As you might expect, V for Vendetta follows the same basic storyline as the comic book: in a world where the UK is ruled by a fascistic government, impressionable young woman Evey (Natalie Portman) is taken in by a mysterious revolutionary dressed as Guy Fawkes and known only as V (Hugo Weaving).
The sole survivor of an unspeakable concentration camp, V plots the downfall of the totalitarian regime for the supposed good of society. But as Evey is drawn deeper into V’s schemes, she begins to question his true motives…
Sacrificing ambiguity for a rousing finale
If V for Vendetta hit the same overall beats as Moore and Lloyd’s original story, that’s because McTeigue and the Wachowskis have stripped it down to these essential plot points. Now, on one level, that’s a smart choice: paring down the comic book’s sprawling narrative and complex network of characters was the only way to make it fit the film’s 2+ hour runtime.

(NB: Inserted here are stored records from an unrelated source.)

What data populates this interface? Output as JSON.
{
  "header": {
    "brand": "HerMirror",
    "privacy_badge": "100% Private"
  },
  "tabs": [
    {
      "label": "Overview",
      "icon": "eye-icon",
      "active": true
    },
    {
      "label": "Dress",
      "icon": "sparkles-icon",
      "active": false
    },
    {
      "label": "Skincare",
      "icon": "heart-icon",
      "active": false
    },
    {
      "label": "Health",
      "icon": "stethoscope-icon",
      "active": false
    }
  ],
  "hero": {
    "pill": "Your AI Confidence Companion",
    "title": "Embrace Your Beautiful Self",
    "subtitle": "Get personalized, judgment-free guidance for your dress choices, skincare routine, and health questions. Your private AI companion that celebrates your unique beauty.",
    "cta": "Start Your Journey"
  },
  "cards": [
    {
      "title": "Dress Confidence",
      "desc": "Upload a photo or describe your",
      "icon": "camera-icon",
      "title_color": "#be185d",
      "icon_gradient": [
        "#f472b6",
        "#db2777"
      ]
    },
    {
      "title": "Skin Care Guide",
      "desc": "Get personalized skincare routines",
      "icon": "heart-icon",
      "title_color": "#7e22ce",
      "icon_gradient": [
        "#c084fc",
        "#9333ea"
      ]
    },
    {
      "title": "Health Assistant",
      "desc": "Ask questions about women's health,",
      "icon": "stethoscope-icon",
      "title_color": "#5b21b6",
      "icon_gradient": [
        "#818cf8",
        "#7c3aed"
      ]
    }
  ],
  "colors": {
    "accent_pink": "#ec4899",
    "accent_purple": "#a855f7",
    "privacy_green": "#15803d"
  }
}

But there’s a downside to streamlining V for Vendetta, and that’s oversimplification. By reducing the story to good guys vs bad guys, McTeigue and the Wachowskis also remove the ambiguity that was central to the V for Vendetta comics’ characters and themes, and which made it so interesting.
The source material’s key concept – anarchy – is pretty much absent from the movie, as are challenging ideas like a stable, fascist society being potentially preferable to the chaotic alternative presented by V. Instead, we get a simplistic, hit-and-miss satire of modern US domestic and foreign policy, complete with one-dimensional villains who represent a system so irredeemably awful that we don’t hesitate to cheer on V as he fights to bring them down. It’s easier to digest and rationalise – and so much less compelling as a result.
Then there’s the V/Evey dynamic/ Unlike the comic – which left the precise nature of this relationship undefined – the V for Vendetta film introduces a clunky romance between the duo, further chipping away at the story’s overall ambiguity levels.
If you then toss in some clumsy added allusions to The Count of Monte Cristo and an inexplicable “bullet time”-inspired sequence lifted straight from the Wachowksis’ Matrix trilogy and really, you should have a mess on your hands. So why is V for Vendetta so undeniably entertaining?
A strong cast, an even stronger emotional connection with the audience
For starters, there’s the cast. Admittedly, nobody is turning in career best work here, but the performances are decent across the board, especially Weaving who – despite being behind a mask or other prosthetics the entire time – brings V to life effectively through strong vocals and deft body language. By comparison, Portman offers up a more serviceable performance that’s hampered by a wobbly British accent, but she manages to nail her character’s major scenes and proves a likeable lead.
It also doesn’t hurt that V for Vendetta also looks and sounds great. Cinematographer Adrian Biddle uses colour and lighting effectively – particularly during two of the film’s standout flashback sequences – while composer Dario Marianelli’s understated score strikes just the right note, enhancing rather than overwhelming the movie’s big moments.
But really, what V for Vendetta‘s success boils down to is the raw emotional connection it forges with its audience. McTeigue and the Wachowskis may have stripped out a lot of the comic’s more weighty themes, but what’s left – the creative and destructive forces that drive change, the power of symbols and ideas to change the world – is dynamite stuff. What’s more, it’s the kind of material that’s easy to connect with on an emotional level, so much so that only the most hard-hearted viewer won’t be punching the air when the V for Vendetta adaptation’s decidedly more upbeat conclusion rolls around,
V for Vendetta is far from the perfect comic book movie adaptation – indeed, in many ways, it misses the point of Alan Moore and David Lloyd’s comics entirely. However, thanks to its strong cast, impressive visuals and score, and (most importantly) sheer emotional heft, this James McTeigue film still manages to succeed, taken on its own terms.